Ambassador Bukun Onemola
Ambassador/Deputy Permanent Representative
Nigeria Mission to the UN
New York, NY
19th March, 2010
I, too, would like to welcome Deputy Secretary-General Asha-Rose Migiro and Mr. Antonio Maria Costa, Executive Director of the United Nations Office on Drugs and Crime, as well as Mr. Louis Sylvain-Goma, Secretary-General of the Economic Community of Central African States.
We appreciate your initiative, Mr. President, in organizing this thematic debate on the impact of illicit arms trafficking on peace and security in Central Africa. Your concept paper has proved valuable in facilitating discussion on this topical issue.
Illicit arms trafficking has a profound impact on peace and security in Africa in general, and in Central Africa in particular. It undermines good governance and disrupts trade, tourism and investment. It jeopardizes economic development and generally putsdemocracy and development at risk. Illicit small arms also heighten inter-State conflicts and put the nation- State system itself under attack. With armed guerrilla groups proliferating and often dividing into warring factions, internal instabilities increasingly tend to evolve into larger regional wars. Cross-border support for insurgent movements is also on the rise. Largescale wars are ongoing in some parts of Africa, resulting in millions of internally displaced persons. The role of natural resources in fuelling conflicts in the region can never be overemphasized. Fighters on all sides benefit from mineral wealth, while arms merchants are only too happy to keep the fighters supplied as long as they partake of that wealth.
I should like to suggest five areas where efforts should be directed in tackling illicit arms trafficking in Central Africa and other parts of the continent.
First, there is a need to strengthen national and subregional mechanisms to combat the illicit trade in small arms and light weapons. The experience of the Wes t African subregion provides an important lesson in this regard. To consolidate peacebuilding and reconciliation in the subregion, the heads of State and Government of the Economic Community of West African States (ECOWAS) decided to transform the moratorium on the importation, exportation and manufacture of light weapons into a legally binding instrument, known as the ECOWAS Convention on Small Arms and Light Weapons, Their Ammunition and Other Related Materials.

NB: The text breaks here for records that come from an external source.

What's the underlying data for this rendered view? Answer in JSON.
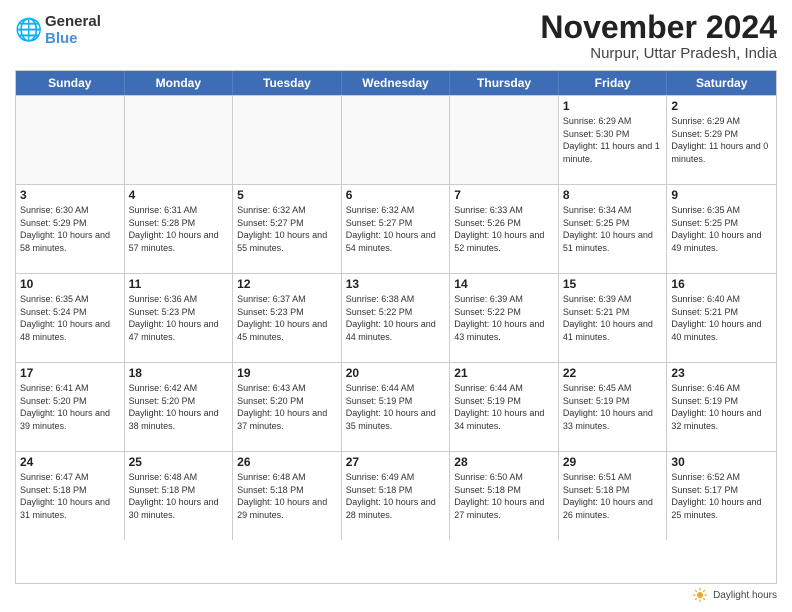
{
  "logo": {
    "general": "General",
    "blue": "Blue"
  },
  "title": "November 2024",
  "location": "Nurpur, Uttar Pradesh, India",
  "days_of_week": [
    "Sunday",
    "Monday",
    "Tuesday",
    "Wednesday",
    "Thursday",
    "Friday",
    "Saturday"
  ],
  "legend_label": "Daylight hours",
  "weeks": [
    [
      {
        "day": "",
        "empty": true
      },
      {
        "day": "",
        "empty": true
      },
      {
        "day": "",
        "empty": true
      },
      {
        "day": "",
        "empty": true
      },
      {
        "day": "",
        "empty": true
      },
      {
        "day": "1",
        "sunrise": "Sunrise: 6:29 AM",
        "sunset": "Sunset: 5:30 PM",
        "daylight": "Daylight: 11 hours and 1 minute."
      },
      {
        "day": "2",
        "sunrise": "Sunrise: 6:29 AM",
        "sunset": "Sunset: 5:29 PM",
        "daylight": "Daylight: 11 hours and 0 minutes."
      }
    ],
    [
      {
        "day": "3",
        "sunrise": "Sunrise: 6:30 AM",
        "sunset": "Sunset: 5:29 PM",
        "daylight": "Daylight: 10 hours and 58 minutes."
      },
      {
        "day": "4",
        "sunrise": "Sunrise: 6:31 AM",
        "sunset": "Sunset: 5:28 PM",
        "daylight": "Daylight: 10 hours and 57 minutes."
      },
      {
        "day": "5",
        "sunrise": "Sunrise: 6:32 AM",
        "sunset": "Sunset: 5:27 PM",
        "daylight": "Daylight: 10 hours and 55 minutes."
      },
      {
        "day": "6",
        "sunrise": "Sunrise: 6:32 AM",
        "sunset": "Sunset: 5:27 PM",
        "daylight": "Daylight: 10 hours and 54 minutes."
      },
      {
        "day": "7",
        "sunrise": "Sunrise: 6:33 AM",
        "sunset": "Sunset: 5:26 PM",
        "daylight": "Daylight: 10 hours and 52 minutes."
      },
      {
        "day": "8",
        "sunrise": "Sunrise: 6:34 AM",
        "sunset": "Sunset: 5:25 PM",
        "daylight": "Daylight: 10 hours and 51 minutes."
      },
      {
        "day": "9",
        "sunrise": "Sunrise: 6:35 AM",
        "sunset": "Sunset: 5:25 PM",
        "daylight": "Daylight: 10 hours and 49 minutes."
      }
    ],
    [
      {
        "day": "10",
        "sunrise": "Sunrise: 6:35 AM",
        "sunset": "Sunset: 5:24 PM",
        "daylight": "Daylight: 10 hours and 48 minutes."
      },
      {
        "day": "11",
        "sunrise": "Sunrise: 6:36 AM",
        "sunset": "Sunset: 5:23 PM",
        "daylight": "Daylight: 10 hours and 47 minutes."
      },
      {
        "day": "12",
        "sunrise": "Sunrise: 6:37 AM",
        "sunset": "Sunset: 5:23 PM",
        "daylight": "Daylight: 10 hours and 45 minutes."
      },
      {
        "day": "13",
        "sunrise": "Sunrise: 6:38 AM",
        "sunset": "Sunset: 5:22 PM",
        "daylight": "Daylight: 10 hours and 44 minutes."
      },
      {
        "day": "14",
        "sunrise": "Sunrise: 6:39 AM",
        "sunset": "Sunset: 5:22 PM",
        "daylight": "Daylight: 10 hours and 43 minutes."
      },
      {
        "day": "15",
        "sunrise": "Sunrise: 6:39 AM",
        "sunset": "Sunset: 5:21 PM",
        "daylight": "Daylight: 10 hours and 41 minutes."
      },
      {
        "day": "16",
        "sunrise": "Sunrise: 6:40 AM",
        "sunset": "Sunset: 5:21 PM",
        "daylight": "Daylight: 10 hours and 40 minutes."
      }
    ],
    [
      {
        "day": "17",
        "sunrise": "Sunrise: 6:41 AM",
        "sunset": "Sunset: 5:20 PM",
        "daylight": "Daylight: 10 hours and 39 minutes."
      },
      {
        "day": "18",
        "sunrise": "Sunrise: 6:42 AM",
        "sunset": "Sunset: 5:20 PM",
        "daylight": "Daylight: 10 hours and 38 minutes."
      },
      {
        "day": "19",
        "sunrise": "Sunrise: 6:43 AM",
        "sunset": "Sunset: 5:20 PM",
        "daylight": "Daylight: 10 hours and 37 minutes."
      },
      {
        "day": "20",
        "sunrise": "Sunrise: 6:44 AM",
        "sunset": "Sunset: 5:19 PM",
        "daylight": "Daylight: 10 hours and 35 minutes."
      },
      {
        "day": "21",
        "sunrise": "Sunrise: 6:44 AM",
        "sunset": "Sunset: 5:19 PM",
        "daylight": "Daylight: 10 hours and 34 minutes."
      },
      {
        "day": "22",
        "sunrise": "Sunrise: 6:45 AM",
        "sunset": "Sunset: 5:19 PM",
        "daylight": "Daylight: 10 hours and 33 minutes."
      },
      {
        "day": "23",
        "sunrise": "Sunrise: 6:46 AM",
        "sunset": "Sunset: 5:19 PM",
        "daylight": "Daylight: 10 hours and 32 minutes."
      }
    ],
    [
      {
        "day": "24",
        "sunrise": "Sunrise: 6:47 AM",
        "sunset": "Sunset: 5:18 PM",
        "daylight": "Daylight: 10 hours and 31 minutes."
      },
      {
        "day": "25",
        "sunrise": "Sunrise: 6:48 AM",
        "sunset": "Sunset: 5:18 PM",
        "daylight": "Daylight: 10 hours and 30 minutes."
      },
      {
        "day": "26",
        "sunrise": "Sunrise: 6:48 AM",
        "sunset": "Sunset: 5:18 PM",
        "daylight": "Daylight: 10 hours and 29 minutes."
      },
      {
        "day": "27",
        "sunrise": "Sunrise: 6:49 AM",
        "sunset": "Sunset: 5:18 PM",
        "daylight": "Daylight: 10 hours and 28 minutes."
      },
      {
        "day": "28",
        "sunrise": "Sunrise: 6:50 AM",
        "sunset": "Sunset: 5:18 PM",
        "daylight": "Daylight: 10 hours and 27 minutes."
      },
      {
        "day": "29",
        "sunrise": "Sunrise: 6:51 AM",
        "sunset": "Sunset: 5:18 PM",
        "daylight": "Daylight: 10 hours and 26 minutes."
      },
      {
        "day": "30",
        "sunrise": "Sunrise: 6:52 AM",
        "sunset": "Sunset: 5:17 PM",
        "daylight": "Daylight: 10 hours and 25 minutes."
      }
    ]
  ]
}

The Convention seeks to control, regulate and prohibit the transfer, manufacture and possession of small arms and light weapons. The subregion has been able to develop a plan of action, the ECOWAS Small Arms Control Programme, and also encourage the establishment of national focal points.
Secondly, in order to prevent weapons from ending up in the hands of those prohibited from receiving them, we believe that Governments must adhere to regional and international arms embargoes. They must start to sanction violators, as contraveners of arms embargoes have been able to act with impunity. The United Nations should redouble its efforts to closely monitor compliance, supervise enforcement and suggest persuasive measures to enhance compliance.
Thirdly, to end the impunity under which arms brokers operate, States should adopt an international arms trade treaty, which would provide common international standards regarding the practices of arms brokers. There is currently no uniform practice, with the result that arms brokers can change locations to avoid prosecution under one country’s laws by doing business in and through other, less regulated countries. Such a treaty would ensure that middlemen cannot move weapons from conflict to areas free of conflict for fear of prosecution.
Furthermore, on the issue of standards, an international treaty that provides criteria on exports is needed in order to prevent arms from getting into the hands of abusers of human rights and international humanitarian law. International standards that determine eligibility requirements for arms exports would prevent arms from entering the illegal market and from falling into the hands of those likely to divert or use them for nefarious purposes.
Lastly, national Governments, especially those of arms-exporting States, must strengthen and use monitoring mechanisms in order to prevent legal sales from being diverted into the parallel market. End-use monitoring ensures that exported weapons are used properly and that exploiters follow all laws, policies, regulations and procedures, thus verifying that a foreign Government or the authorized foreign recipient of defense articles is using and controlling them in accordance with the terms and conditions of a transfer. Because many countries have non-existent or weak end-use monitoring provisions, international standards that require end-use monitoring are the most systematic and complete basis. Onboard pre-shipment and postshipment points are required. In addition, a common international end-used certificate that cannot be easily forged or duplicated must be developed.
Finally, I would like to thank Gabon for the draft presidential statement, and affirm our support for its adoption at the end of this debate.